"The Cubans and Australians are on the stationary bikes every day," said Isabella Farnedi of Technogym, manufacturer of the special cardiovascular and strength equipment.  "(Wimbledon champion) Rafael Nadal was here yesterday. A personal training key inserted in each machine records all the data of each athlete so they can see their day-to-day improvement."

Mid-afternoon, French tennis star Tatiana Golovin, 2006 U.S. Open quarterfinalist, could be seen playing air hockey. Three athletes from Spain played pool. An American swimmer slowly swam laps.

Athletes with insatiable appetites can get their satisfaction 24 hours a day in the dining hall, a massive building that has been producing 20,000 meals a day and seat 5,048 athletes at one time. "You'd be surprised how many are in here at 3 a.m.," said Catherine Toolan, executive director of the Olympic services catering project for Aramark. "Everyone is on a different schedule.

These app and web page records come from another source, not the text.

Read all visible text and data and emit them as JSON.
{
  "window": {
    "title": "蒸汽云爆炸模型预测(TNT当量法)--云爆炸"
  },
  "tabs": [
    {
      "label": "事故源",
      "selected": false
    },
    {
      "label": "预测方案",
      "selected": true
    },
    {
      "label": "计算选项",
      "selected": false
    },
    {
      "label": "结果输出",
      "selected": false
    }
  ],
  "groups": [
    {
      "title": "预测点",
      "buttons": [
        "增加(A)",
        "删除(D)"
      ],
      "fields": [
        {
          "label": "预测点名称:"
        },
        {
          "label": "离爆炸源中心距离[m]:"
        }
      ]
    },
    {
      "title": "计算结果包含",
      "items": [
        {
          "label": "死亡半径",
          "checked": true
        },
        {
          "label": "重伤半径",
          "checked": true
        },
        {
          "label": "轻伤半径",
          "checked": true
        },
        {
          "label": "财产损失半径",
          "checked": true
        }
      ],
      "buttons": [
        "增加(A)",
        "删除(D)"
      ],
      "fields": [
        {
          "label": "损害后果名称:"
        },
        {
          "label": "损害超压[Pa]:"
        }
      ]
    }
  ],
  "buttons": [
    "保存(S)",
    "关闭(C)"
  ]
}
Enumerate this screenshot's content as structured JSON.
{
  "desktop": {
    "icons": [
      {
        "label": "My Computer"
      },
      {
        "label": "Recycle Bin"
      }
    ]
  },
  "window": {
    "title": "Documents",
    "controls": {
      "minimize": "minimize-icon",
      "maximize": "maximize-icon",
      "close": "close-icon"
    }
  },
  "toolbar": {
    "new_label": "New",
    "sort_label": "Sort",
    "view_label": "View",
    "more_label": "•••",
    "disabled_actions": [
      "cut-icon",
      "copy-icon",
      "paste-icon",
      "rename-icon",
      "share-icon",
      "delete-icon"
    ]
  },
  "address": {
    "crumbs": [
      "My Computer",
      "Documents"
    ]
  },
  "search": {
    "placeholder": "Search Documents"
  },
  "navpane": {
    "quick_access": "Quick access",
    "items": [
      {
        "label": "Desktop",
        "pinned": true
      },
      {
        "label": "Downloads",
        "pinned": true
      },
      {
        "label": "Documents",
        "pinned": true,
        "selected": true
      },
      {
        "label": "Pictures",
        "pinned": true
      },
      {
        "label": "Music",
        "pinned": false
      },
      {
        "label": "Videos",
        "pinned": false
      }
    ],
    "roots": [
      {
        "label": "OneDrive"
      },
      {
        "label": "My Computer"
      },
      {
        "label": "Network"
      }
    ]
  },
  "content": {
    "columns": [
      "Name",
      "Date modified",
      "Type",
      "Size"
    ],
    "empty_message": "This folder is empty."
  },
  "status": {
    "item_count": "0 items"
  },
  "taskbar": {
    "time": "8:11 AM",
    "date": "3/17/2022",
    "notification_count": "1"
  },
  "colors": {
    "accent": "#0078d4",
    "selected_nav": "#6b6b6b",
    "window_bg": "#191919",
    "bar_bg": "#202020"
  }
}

"By the time the village is full, we expect to be serving as many as 22,000-25,000 meals every day. Your biggest fear is running out of a particular item. You don't want to produce too much or too little. It's a fine line."

Toolan deals in metric tons, not pounds, when placing her orders: 50-60 tons of food every day, one million apples over the next two weeks, 2 million slices of bread, 2,000 tons of meat and seafood, 2 million bottles of water.

"We have 1,000 menu items," Toolan said. "For people with special dietary needs, we handle every special request we can. It could be something as simple as preparing a white fish with garlic and oil.

"We prepare salads like in any other country, and every salad item is washed with filtered water. I assure you the food is extremely safe."

The five Olympic dining facilities operated by Aramark require 7,500 employees. The main dining hall alone needs 2,300 employees and 1,000 chefs.  "Everything cooked is very authentic," Toolan said. "The favorite meal among athletes is the Peking duck or pizza. 

"We prepare 300-400 ducks every day. That's a lot of duck."